**PROMPT**
Each record below should be reproduced as it is written, with pictures left out entirely.

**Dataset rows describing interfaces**
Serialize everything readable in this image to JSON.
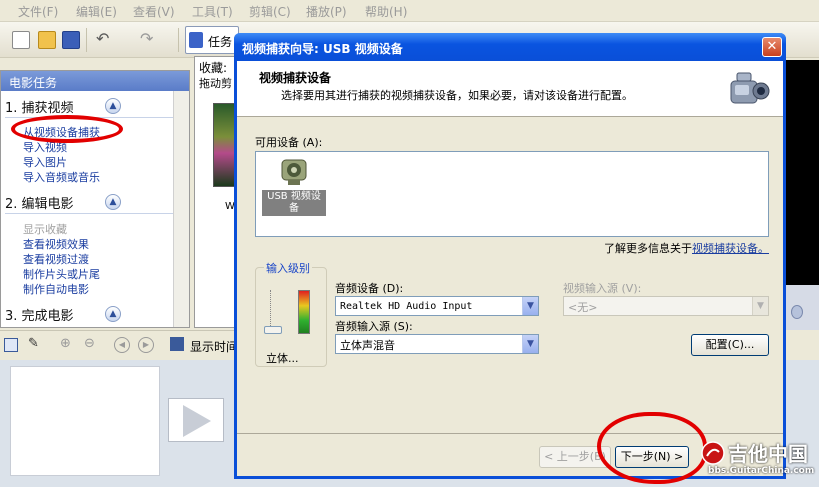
{
  "menu": {
    "items": [
      "文件(F)",
      "编辑(E)",
      "查看(V)",
      "工具(T)",
      "剪辑(C)",
      "播放(P)",
      "帮助(H)"
    ]
  },
  "toolbar": {
    "task_label": "任务"
  },
  "task_pane": {
    "header": "电影任务",
    "sections": [
      {
        "title": "1. 捕获视频",
        "links": [
          "从视频设备捕获",
          "导入视频",
          "导入图片",
          "导入音频或音乐"
        ]
      },
      {
        "title": "2. 编辑电影",
        "links": [
          "显示收藏",
          "查看视频效果",
          "查看视频过渡",
          "制作片头或片尾",
          "制作自动电影"
        ]
      },
      {
        "title": "3. 完成电影",
        "links": []
      }
    ]
  },
  "collection": {
    "title": "收藏:",
    "subtitle": "拖动剪",
    "clip_label": "Wa"
  },
  "timeline": {
    "show_time_label": "显示时间"
  },
  "dialog": {
    "title": "视频捕获向导: USB 视频设备",
    "heading": "视频捕获设备",
    "subheading": "选择要用其进行捕获的视频捕获设备，如果必要，请对该设备进行配置。",
    "available_label": "可用设备 (A):",
    "device_name": "USB 视频设备",
    "learn_more_prefix": "了解更多信息关于",
    "learn_more_link": "视频捕获设备。",
    "input_level_title": "输入级别",
    "input_level_value": "立体...",
    "audio_device_label": "音频设备 (D):",
    "audio_device_value": "Realtek HD Audio Input",
    "audio_source_label": "音频输入源 (S):",
    "audio_source_value": "立体声混音",
    "video_source_label": "视频输入源 (V):",
    "video_source_value": "<无>",
    "configure_button": "配置(C)...",
    "back_button": "< 上一步(B)",
    "next_button": "下一步(N) >"
  },
  "watermark": {
    "brand": "吉他中国",
    "url": "bbs.GuitarChina.com"
  },
  "colors": {
    "title_bar": "#0a54e0",
    "annotation": "#e20000",
    "link": "#1a3da0"
  }
}
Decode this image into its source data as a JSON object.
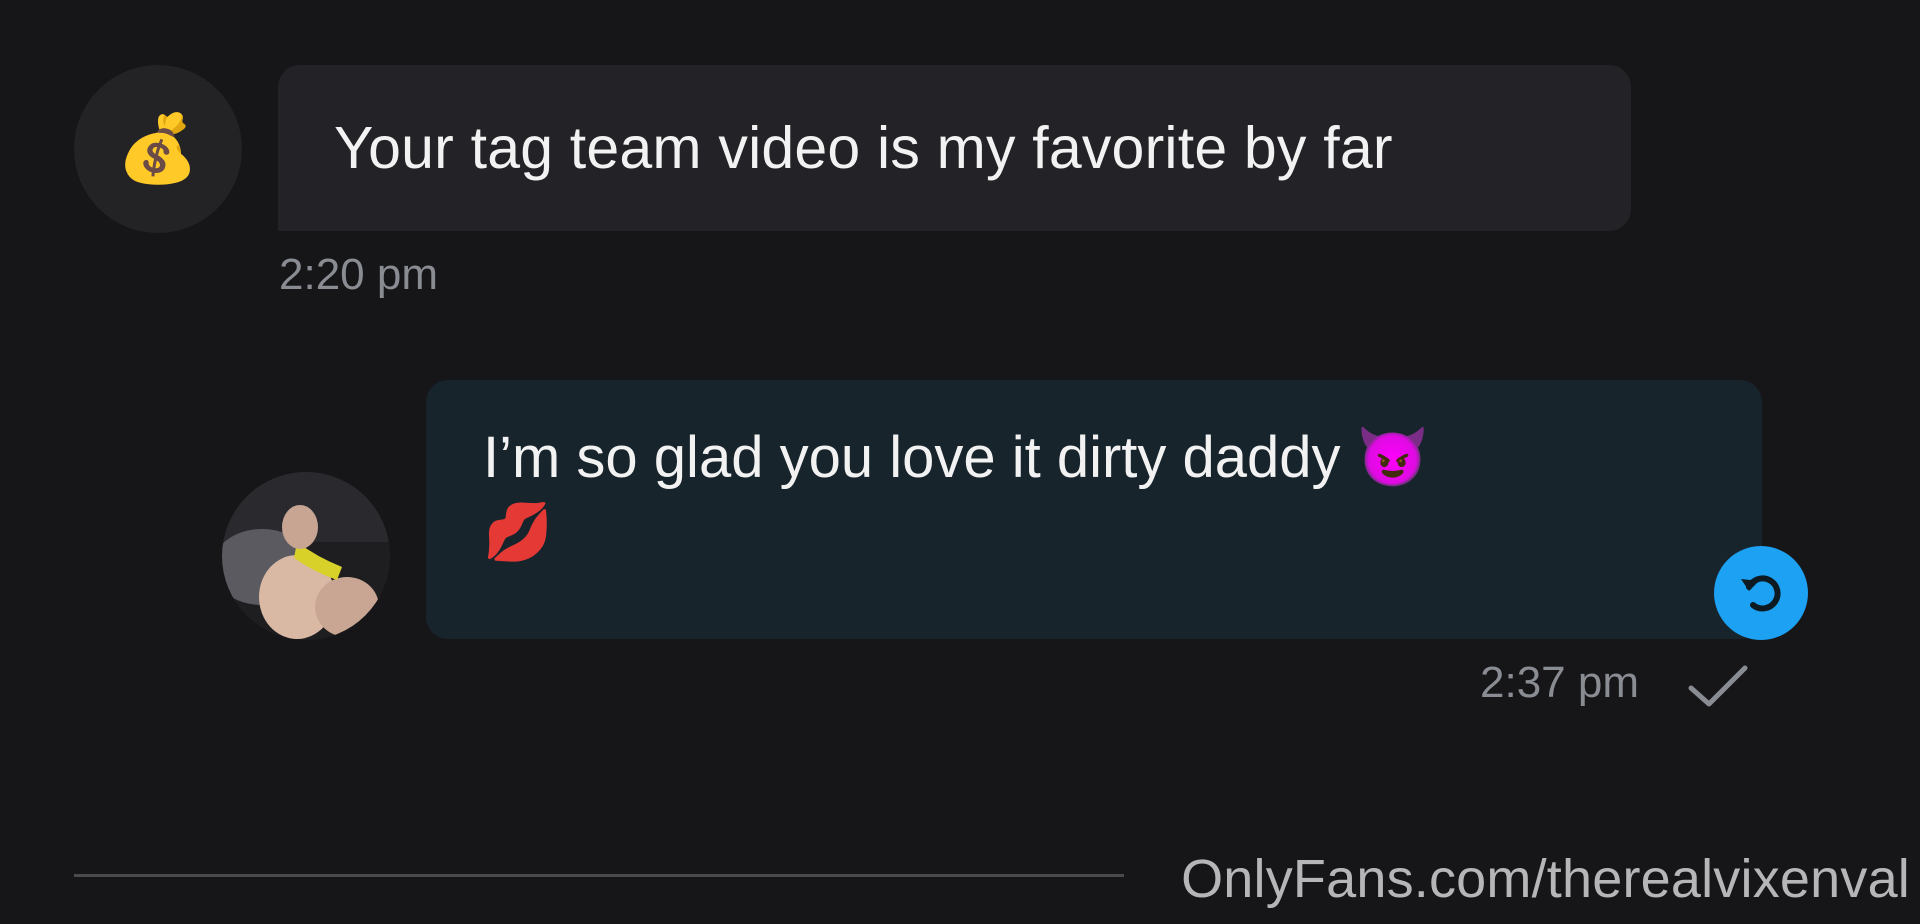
{
  "messages": [
    {
      "direction": "incoming",
      "avatar_emoji": "💰",
      "text": "Your tag team video is my favorite by far",
      "time": "2:20 pm"
    },
    {
      "direction": "outgoing",
      "text": "I’m so glad you love it dirty daddy 😈",
      "text_line2": "💋",
      "time": "2:37 pm",
      "status_icon": "checkmark-icon",
      "action_icon": "reply-icon"
    }
  ],
  "watermark": "OnlyFans.com/therealvixenval",
  "colors": {
    "background": "#161618",
    "incoming_bubble": "#232327",
    "outgoing_bubble": "#17242c",
    "accent": "#1da1f2",
    "timestamp": "#8a8c93"
  }
}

**TASK OUTPUT**
Serialize everything readable in this image to JSON.
{
  "menu": {
    "items": [
      "文件(F)",
      "编辑(E)",
      "查看(V)",
      "工具(T)",
      "剪辑(C)",
      "播放(P)",
      "帮助(H)"
    ]
  },
  "toolbar": {
    "task_label": "任务"
  },
  "task_pane": {
    "header": "电影任务",
    "sections": [
      {
        "title": "1. 捕获视频",
        "links": [
          "从视频设备捕获",
          "导入视频",
          "导入图片",
          "导入音频或音乐"
        ]
      },
      {
        "title": "2. 编辑电影",
        "links": [
          "显示收藏",
          "查看视频效果",
          "查看视频过渡",
          "制作片头或片尾",
          "制作自动电影"
        ]
      },
      {
        "title": "3. 完成电影",
        "links": []
      }
    ]
  },
  "collection": {
    "title": "收藏:",
    "subtitle": "拖动剪",
    "clip_label": "Wa"
  },
  "timeline": {
    "show_time_label": "显示时间"
  },
  "dialog": {
    "title": "视频捕获向导: USB 视频设备",
    "heading": "视频捕获设备",
    "subheading": "选择要用其进行捕获的视频捕获设备，如果必要，请对该设备进行配置。",
    "available_label": "可用设备 (A):",
    "device_name": "USB 视频设备",
    "learn_more_prefix": "了解更多信息关于",
    "learn_more_link": "视频捕获设备。",
    "input_level_title": "输入级别",
    "input_level_value": "立体...",
    "audio_device_label": "音频设备 (D):",
    "audio_device_value": "Realtek HD Audio Input",
    "audio_source_label": "音频输入源 (S):",
    "audio_source_value": "立体声混音",
    "video_source_label": "视频输入源 (V):",
    "video_source_value": "<无>",
    "configure_button": "配置(C)...",
    "back_button": "< 上一步(B)",
    "next_button": "下一步(N) >"
  },
  "watermark": {
    "brand": "吉他中国",
    "url": "bbs.GuitarChina.com"
  },
  "colors": {
    "title_bar": "#0a54e0",
    "annotation": "#e20000",
    "link": "#1a3da0"
  }
}
Decode this image into its source data as a JSON object.
{
  "messages": [
    {
      "direction": "incoming",
      "avatar_emoji": "💰",
      "text": "Your tag team video is my favorite by far",
      "time": "2:20 pm"
    },
    {
      "direction": "outgoing",
      "text": "I’m so glad you love it dirty daddy 😈",
      "text_line2": "💋",
      "time": "2:37 pm",
      "status_icon": "checkmark-icon",
      "action_icon": "reply-icon"
    }
  ],
  "watermark": "OnlyFans.com/therealvixenval",
  "colors": {
    "background": "#161618",
    "incoming_bubble": "#232327",
    "outgoing_bubble": "#17242c",
    "accent": "#1da1f2",
    "timestamp": "#8a8c93"
  }
}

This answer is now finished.